**

- AutoClass
- Cluster existing data
- AutoClass produces probability distribution of features given classes
- Replace missing value with value of highest probability for the cluster
- AutoClass also ranks variables by influence (useful for feature selection)

CLASS 0 - weight 51 normalized weight 0.249 relative strength 1.64e-10 7 33 R SNcn Log length ......... 1.160 ( 5.25e+00 3.41e-02) 2.64e+00 ( 5.16e+00 7.05e-02) 10 36 R SNcn Log curb-weight .... 1.153 ( 8.08e+00 9.92e-02) 2.57e+00 ( 7.83e+00 1.97e-01) 15 2 D SM make ............... 0.955 mazda .............. -4.41e+00 1.01e-03 8.27e-02 mitsubishi ......... -4.28e+00 8.75e-04 6.33e-02 honda .............. -4.28e+00 8.75e-04 6.33e-02 subaru ............. -4.20e+00 8.75e-04 5.85e-02 volkswagen ......... -4.20e+00 8.78e-04 5.85e-02 dodge .............. -3.92e+00 8.75e-04 4.39e-02 plymouth ........... -3.67e+00 8.75e-04 3.42e-02 isuzu .............. -3.11e+00 8.75e-04 1.96e-02 chevrolet .......... -2.83e+00 8.75e-04 1.48e-02 alfa-romero ........ -2.83e+00 8.75e-04 1.48e-02 renault ............ -2.43e+00 8.75e-04 9.93e-03 mercury ............ -1.74e+00 8.90e-04 5.08e-03 volvo .............. 1.38e+00 2.13e-01 5.36e-02 peugot ............. 1.38e+00 2.13e-01 5.36e-02 jaguar ............. 1.38e+00 5.86e-02 1.48e-02 ...
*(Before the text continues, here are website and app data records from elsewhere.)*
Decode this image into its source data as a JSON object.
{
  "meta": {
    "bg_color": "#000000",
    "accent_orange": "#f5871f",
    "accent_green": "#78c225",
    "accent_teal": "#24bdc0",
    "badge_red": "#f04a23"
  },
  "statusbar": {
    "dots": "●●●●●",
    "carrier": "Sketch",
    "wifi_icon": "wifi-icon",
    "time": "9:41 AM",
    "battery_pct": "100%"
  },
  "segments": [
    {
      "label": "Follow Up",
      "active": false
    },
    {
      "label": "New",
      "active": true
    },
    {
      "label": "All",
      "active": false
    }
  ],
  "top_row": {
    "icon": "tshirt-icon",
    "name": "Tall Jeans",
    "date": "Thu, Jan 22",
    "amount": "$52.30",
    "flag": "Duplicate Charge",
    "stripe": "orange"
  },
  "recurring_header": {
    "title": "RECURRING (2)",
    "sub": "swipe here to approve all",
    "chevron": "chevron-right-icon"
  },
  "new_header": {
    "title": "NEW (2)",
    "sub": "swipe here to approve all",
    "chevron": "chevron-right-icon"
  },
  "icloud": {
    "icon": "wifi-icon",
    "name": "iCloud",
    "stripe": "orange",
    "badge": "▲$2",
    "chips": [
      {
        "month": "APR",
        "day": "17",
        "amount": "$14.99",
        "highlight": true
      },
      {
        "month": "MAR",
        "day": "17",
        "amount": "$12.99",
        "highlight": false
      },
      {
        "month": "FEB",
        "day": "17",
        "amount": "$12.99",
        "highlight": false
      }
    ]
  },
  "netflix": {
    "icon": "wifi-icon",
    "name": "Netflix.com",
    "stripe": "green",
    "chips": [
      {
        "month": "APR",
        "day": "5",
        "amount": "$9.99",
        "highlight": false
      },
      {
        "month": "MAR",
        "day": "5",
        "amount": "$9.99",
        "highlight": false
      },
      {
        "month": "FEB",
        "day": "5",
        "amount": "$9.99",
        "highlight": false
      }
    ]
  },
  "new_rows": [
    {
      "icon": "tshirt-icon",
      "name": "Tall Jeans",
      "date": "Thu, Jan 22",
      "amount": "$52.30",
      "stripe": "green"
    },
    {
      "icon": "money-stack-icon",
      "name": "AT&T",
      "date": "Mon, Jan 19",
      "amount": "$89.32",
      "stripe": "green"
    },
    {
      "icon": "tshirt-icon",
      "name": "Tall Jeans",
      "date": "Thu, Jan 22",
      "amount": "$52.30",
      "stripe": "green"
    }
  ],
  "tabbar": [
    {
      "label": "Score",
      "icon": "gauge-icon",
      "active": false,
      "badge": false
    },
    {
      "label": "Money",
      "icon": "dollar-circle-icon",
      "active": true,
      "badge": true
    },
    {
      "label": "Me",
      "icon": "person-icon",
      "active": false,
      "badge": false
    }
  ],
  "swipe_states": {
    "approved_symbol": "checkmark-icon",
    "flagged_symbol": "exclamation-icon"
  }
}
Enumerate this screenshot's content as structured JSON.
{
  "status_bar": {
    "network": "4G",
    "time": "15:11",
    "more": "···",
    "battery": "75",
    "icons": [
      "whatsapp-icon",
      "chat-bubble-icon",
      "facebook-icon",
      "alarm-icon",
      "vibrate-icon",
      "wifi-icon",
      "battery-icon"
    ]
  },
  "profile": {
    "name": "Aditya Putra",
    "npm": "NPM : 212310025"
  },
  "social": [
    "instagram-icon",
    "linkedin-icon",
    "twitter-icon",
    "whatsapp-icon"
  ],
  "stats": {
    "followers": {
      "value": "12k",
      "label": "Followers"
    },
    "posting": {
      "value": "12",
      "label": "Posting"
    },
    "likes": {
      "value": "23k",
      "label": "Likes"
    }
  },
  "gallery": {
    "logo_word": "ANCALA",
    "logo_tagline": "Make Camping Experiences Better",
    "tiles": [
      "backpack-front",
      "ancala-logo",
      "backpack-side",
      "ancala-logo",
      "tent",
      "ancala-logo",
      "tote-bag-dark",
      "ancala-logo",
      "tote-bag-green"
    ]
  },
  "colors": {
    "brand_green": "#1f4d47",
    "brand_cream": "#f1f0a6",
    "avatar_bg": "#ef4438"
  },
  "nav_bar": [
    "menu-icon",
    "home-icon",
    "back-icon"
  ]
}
- C4.5
- Use learning system to predict value of missing variable
- Feature becomes target, instead of class value
- Variable values cannot be missing for training data

**Results
**

- C4.5 yielded 22.6% error rate for target variable
- AutoClass yielded 48.7% error rate for target variable
- Using top three choices, AutoClass error rate was 18%